_Supplied material_:
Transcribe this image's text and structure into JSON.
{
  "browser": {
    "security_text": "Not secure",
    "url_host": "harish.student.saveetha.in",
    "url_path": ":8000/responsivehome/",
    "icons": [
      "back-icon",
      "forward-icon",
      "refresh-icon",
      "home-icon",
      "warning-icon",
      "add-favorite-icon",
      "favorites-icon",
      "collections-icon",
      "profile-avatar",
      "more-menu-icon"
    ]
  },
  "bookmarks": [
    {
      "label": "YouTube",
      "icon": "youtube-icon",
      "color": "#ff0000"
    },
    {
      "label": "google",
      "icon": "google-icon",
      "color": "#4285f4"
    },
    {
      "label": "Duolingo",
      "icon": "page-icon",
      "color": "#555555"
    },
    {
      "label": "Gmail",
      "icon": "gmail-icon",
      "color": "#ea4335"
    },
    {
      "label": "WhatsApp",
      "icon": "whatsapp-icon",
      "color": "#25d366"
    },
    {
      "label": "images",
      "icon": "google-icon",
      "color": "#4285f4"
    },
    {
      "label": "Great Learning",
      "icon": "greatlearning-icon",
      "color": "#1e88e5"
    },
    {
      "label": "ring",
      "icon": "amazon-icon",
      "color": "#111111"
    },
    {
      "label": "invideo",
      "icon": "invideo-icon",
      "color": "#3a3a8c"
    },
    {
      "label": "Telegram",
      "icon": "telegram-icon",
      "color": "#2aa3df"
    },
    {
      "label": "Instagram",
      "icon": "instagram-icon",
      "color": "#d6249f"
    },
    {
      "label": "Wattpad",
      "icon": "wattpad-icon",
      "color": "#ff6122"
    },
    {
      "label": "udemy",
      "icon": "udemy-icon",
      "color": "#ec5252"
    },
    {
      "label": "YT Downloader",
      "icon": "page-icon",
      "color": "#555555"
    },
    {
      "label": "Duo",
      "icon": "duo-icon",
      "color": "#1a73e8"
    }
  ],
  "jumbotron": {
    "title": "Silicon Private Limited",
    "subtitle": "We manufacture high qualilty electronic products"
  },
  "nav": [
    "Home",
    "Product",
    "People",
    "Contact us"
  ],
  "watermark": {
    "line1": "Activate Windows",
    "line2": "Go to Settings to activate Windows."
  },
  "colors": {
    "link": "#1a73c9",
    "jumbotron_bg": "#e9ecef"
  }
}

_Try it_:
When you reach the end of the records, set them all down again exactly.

_Solution to the problem_:
Transcribe this image's text and structure into JSON.
{
  "browser": {
    "security_text": "Not secure",
    "url_host": "harish.student.saveetha.in",
    "url_path": ":8000/responsivehome/",
    "icons": [
      "back-icon",
      "forward-icon",
      "refresh-icon",
      "home-icon",
      "warning-icon",
      "add-favorite-icon",
      "favorites-icon",
      "collections-icon",
      "profile-avatar",
      "more-menu-icon"
    ]
  },
  "bookmarks": [
    {
      "label": "YouTube",
      "icon": "youtube-icon",
      "color": "#ff0000"
    },
    {
      "label": "google",
      "icon": "google-icon",
      "color": "#4285f4"
    },
    {
      "label": "Duolingo",
      "icon": "page-icon",
      "color": "#555555"
    },
    {
      "label": "Gmail",
      "icon": "gmail-icon",
      "color": "#ea4335"
    },
    {
      "label": "WhatsApp",
      "icon": "whatsapp-icon",
      "color": "#25d366"
    },
    {
      "label": "images",
      "icon": "google-icon",
      "color": "#4285f4"
    },
    {
      "label": "Great Learning",
      "icon": "greatlearning-icon",
      "color": "#1e88e5"
    },
    {
      "label": "ring",
      "icon": "amazon-icon",
      "color": "#111111"
    },
    {
      "label": "invideo",
      "icon": "invideo-icon",
      "color": "#3a3a8c"
    },
    {
      "label": "Telegram",
      "icon": "telegram-icon",
      "color": "#2aa3df"
    },
    {
      "label": "Instagram",
      "icon": "instagram-icon",
      "color": "#d6249f"
    },
    {
      "label": "Wattpad",
      "icon": "wattpad-icon",
      "color": "#ff6122"
    },
    {
      "label": "udemy",
      "icon": "udemy-icon",
      "color": "#ec5252"
    },
    {
      "label": "YT Downloader",
      "icon": "page-icon",
      "color": "#555555"
    },
    {
      "label": "Duo",
      "icon": "duo-icon",
      "color": "#1a73e8"
    }
  ],
  "jumbotron": {
    "title": "Silicon Private Limited",
    "subtitle": "We manufacture high qualilty electronic products"
  },
  "nav": [
    "Home",
    "Product",
    "People",
    "Contact us"
  ],
  "watermark": {
    "line1": "Activate Windows",
    "line2": "Go to Settings to activate Windows."
  },
  "colors": {
    "link": "#1a73c9",
    "jumbotron_bg": "#e9ecef"
  }
}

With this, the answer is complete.